Restoring nature — one garden at a time

Your garden is blooming with wildlife-supporting potential. Native plants can provide food or habitat for hundreds of species, from insects, to birds and mammals, while non-native plants may support only a few. With gardeners itching to dig in once again as summer approaches, consider that the choices we make about what to plant can have far-reaching effects.

Given the recent Intergovernmental Science-Policy Platform on Biodiversity and Ecosystem Services (IPBES) report, which alarmingly revealed that one million species worldwide are at risk of extinction, you may be wishing you could take action. You can. WWF programs like In the Zone, which encourage native garden planting, provide tangible, local actions that can help biodiversity thrive. 

How do native plants help wildlife?

The simple act of planting a native plant or tree, instead of opting for managed and manicured landscapes, can have cascading effects. A native tree has evolved to be a key part of the ecosystem and food webs in that region. It has adapted to local conditions — soil type, temperature, climate and light — so it can encourage a variety of local insects and animals that have evolved alongside it to use it for food or shelter. Take a native oak tree. It supports hundreds of insect species, including caterpillars, that allow chickadees and other beautiful songbirds to raise their young successfully.

Non-native, alien species don’t have the same relationship with local species. They typically only support a handful of them, which contributes to biodiversity decline. The good news is that a complex problem can have a simple solution: Restore native plant habitat and local biodiversity will often rebound. Nature always finds a way!

It’s a wallet-friendly plan, too. Because local plants are adapted to local conditions, you can save on ongoing garden maintenance costs like water, herbicides and pesticides while cutting down on greenhouse gas emissions by not using motorized lawnmowers.

Acorns from a white oak tree. © Pete Ewins

How can one small garden help one million species?

Southern Ontario’s Carolinian Zone is home to one third of Canada’s at-risk species, as well as one quarter of the country’s population. Humans have transformed and fragmented many of the natural habitats in this region, which in turn has had an enormous effect on local wildlife.

To move or migrate freely, many species need connected patches of land to survive. This is where our gardens come in. While your native plants or balcony garden may not directly support all of your region’s at-risk species, they can help to reconnect and re-establish networks of native habitats that allow birds and insects to fly from patch to patch. Your native garden will provide a service to biodiversity and you may just spot a rare species in your backyard, or on your balcony.

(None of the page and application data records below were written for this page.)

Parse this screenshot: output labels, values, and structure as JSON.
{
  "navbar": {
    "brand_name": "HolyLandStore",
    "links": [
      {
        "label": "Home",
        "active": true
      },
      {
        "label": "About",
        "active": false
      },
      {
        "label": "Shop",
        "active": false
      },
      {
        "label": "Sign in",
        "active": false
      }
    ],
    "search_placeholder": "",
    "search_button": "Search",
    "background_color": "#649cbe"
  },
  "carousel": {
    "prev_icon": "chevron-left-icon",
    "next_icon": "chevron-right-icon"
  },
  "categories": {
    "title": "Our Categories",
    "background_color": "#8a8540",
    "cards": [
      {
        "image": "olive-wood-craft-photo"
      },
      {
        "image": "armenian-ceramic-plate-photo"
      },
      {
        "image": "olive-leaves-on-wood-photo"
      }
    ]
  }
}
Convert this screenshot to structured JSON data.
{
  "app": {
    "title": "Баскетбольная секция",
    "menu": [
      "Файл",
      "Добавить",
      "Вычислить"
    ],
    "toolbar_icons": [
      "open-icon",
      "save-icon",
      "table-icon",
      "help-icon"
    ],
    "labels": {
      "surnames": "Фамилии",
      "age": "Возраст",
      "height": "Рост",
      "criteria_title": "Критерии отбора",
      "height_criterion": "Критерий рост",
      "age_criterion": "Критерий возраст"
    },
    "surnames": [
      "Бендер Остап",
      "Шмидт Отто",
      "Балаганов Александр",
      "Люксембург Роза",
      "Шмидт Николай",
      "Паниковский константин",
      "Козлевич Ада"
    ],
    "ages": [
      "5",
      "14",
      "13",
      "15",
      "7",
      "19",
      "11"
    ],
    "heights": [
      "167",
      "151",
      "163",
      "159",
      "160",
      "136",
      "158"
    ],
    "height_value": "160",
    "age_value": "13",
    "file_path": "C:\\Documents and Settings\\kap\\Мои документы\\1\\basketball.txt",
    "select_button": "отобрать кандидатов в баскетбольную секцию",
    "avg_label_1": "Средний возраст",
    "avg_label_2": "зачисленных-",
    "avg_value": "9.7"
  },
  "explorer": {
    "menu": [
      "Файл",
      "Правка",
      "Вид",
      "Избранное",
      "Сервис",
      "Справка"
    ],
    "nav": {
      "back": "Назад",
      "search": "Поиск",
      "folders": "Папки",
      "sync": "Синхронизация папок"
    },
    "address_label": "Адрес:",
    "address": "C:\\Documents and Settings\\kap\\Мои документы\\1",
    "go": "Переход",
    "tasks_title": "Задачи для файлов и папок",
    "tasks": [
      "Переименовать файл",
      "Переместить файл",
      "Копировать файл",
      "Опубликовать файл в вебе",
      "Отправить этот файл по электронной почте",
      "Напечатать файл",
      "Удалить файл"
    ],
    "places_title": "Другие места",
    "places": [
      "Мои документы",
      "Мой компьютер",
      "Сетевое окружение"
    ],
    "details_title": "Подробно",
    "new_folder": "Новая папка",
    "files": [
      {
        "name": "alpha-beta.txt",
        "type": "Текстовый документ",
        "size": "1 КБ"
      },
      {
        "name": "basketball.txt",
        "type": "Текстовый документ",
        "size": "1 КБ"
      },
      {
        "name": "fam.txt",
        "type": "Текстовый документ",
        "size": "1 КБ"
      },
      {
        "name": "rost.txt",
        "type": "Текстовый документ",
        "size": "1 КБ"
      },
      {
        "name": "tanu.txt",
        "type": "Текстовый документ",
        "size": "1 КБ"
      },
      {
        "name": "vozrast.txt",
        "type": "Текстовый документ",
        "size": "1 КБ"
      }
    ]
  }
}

You’ll also help make your garden more resilient to the effects of climate change. Human-driven climate change is one of the major factors of biodiversity loss, according to the IPBES report. Native plants, which often have deeper roots, can act like giant sponges, soaking up water from extreme climate events while supporting wildlife and allowing plants to continue thriving.

Worried about your green thumb? Growing native plants in your garden doesn’t have to feel intimidating. Even a potted plant on a balcony is a fantastic start. Programs like In the Zone have key resources and guidance on how to choose plants and establish a native plant garden. You’ll soon understand whether a plant that loves the sun, the shade or wet areas is best suited to your garden. Local native plant nurseries have helpful and knowledgeable staff to advise you. Plus, getting some dirt under your fingernails can be fun — and even therapeutic. If you’re looking to get growing, sign up for In the Zone today and help grow the biggest wildlife garden in Canada.